**Task statement**
A faithful copy of all the data below, please; leave no line out.

• • • • • • •

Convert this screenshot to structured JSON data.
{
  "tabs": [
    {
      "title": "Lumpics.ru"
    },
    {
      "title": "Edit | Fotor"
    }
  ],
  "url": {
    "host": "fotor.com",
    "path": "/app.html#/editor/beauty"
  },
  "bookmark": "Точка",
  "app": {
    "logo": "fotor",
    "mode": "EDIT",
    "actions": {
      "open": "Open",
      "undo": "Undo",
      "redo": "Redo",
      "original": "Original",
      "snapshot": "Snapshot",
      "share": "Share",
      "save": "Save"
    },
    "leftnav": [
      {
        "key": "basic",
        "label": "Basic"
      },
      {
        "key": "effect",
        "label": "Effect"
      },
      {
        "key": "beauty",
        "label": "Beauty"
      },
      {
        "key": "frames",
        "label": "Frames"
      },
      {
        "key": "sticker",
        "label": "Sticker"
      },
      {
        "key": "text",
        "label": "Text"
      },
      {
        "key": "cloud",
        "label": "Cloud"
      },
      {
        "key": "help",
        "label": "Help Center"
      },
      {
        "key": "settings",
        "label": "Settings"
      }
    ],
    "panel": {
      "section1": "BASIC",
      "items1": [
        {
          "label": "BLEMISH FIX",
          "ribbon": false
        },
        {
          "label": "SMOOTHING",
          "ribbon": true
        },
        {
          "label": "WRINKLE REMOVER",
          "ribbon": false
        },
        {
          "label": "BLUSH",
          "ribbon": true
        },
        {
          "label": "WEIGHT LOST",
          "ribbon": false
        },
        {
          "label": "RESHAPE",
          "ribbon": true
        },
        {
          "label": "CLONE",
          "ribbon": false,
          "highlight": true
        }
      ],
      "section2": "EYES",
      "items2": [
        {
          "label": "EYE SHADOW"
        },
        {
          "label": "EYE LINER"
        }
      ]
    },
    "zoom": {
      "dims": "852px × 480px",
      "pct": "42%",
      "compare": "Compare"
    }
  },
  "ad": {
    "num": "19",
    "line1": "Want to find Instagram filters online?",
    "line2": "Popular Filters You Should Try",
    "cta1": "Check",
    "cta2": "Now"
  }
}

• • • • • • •

**Task response**
Convert this screenshot to structured JSON data.
{
  "tabs": [
    {
      "title": "Lumpics.ru"
    },
    {
      "title": "Edit | Fotor"
    }
  ],
  "url": {
    "host": "fotor.com",
    "path": "/app.html#/editor/beauty"
  },
  "bookmark": "Точка",
  "app": {
    "logo": "fotor",
    "mode": "EDIT",
    "actions": {
      "open": "Open",
      "undo": "Undo",
      "redo": "Redo",
      "original": "Original",
      "snapshot": "Snapshot",
      "share": "Share",
      "save": "Save"
    },
    "leftnav": [
      {
        "key": "basic",
        "label": "Basic"
      },
      {
        "key": "effect",
        "label": "Effect"
      },
      {
        "key": "beauty",
        "label": "Beauty"
      },
      {
        "key": "frames",
        "label": "Frames"
      },
      {
        "key": "sticker",
        "label": "Sticker"
      },
      {
        "key": "text",
        "label": "Text"
      },
      {
        "key": "cloud",
        "label": "Cloud"
      },
      {
        "key": "help",
        "label": "Help Center"
      },
      {
        "key": "settings",
        "label": "Settings"
      }
    ],
    "panel": {
      "section1": "BASIC",
      "items1": [
        {
          "label": "BLEMISH FIX",
          "ribbon": false
        },
        {
          "label": "SMOOTHING",
          "ribbon": true
        },
        {
          "label": "WRINKLE REMOVER",
          "ribbon": false
        },
        {
          "label": "BLUSH",
          "ribbon": true
        },
        {
          "label": "WEIGHT LOST",
          "ribbon": false
        },
        {
          "label": "RESHAPE",
          "ribbon": true
        },
        {
          "label": "CLONE",
          "ribbon": false,
          "highlight": true
        }
      ],
      "section2": "EYES",
      "items2": [
        {
          "label": "EYE SHADOW"
        },
        {
          "label": "EYE LINER"
        }
      ]
    },
    "zoom": {
      "dims": "852px × 480px",
      "pct": "42%",
      "compare": "Compare"
    }
  },
  "ad": {
    "num": "19",
    "line1": "Want to find Instagram filters online?",
    "line2": "Popular Filters You Should Try",
    "cta1": "Check",
    "cta2": "Now"
  }
}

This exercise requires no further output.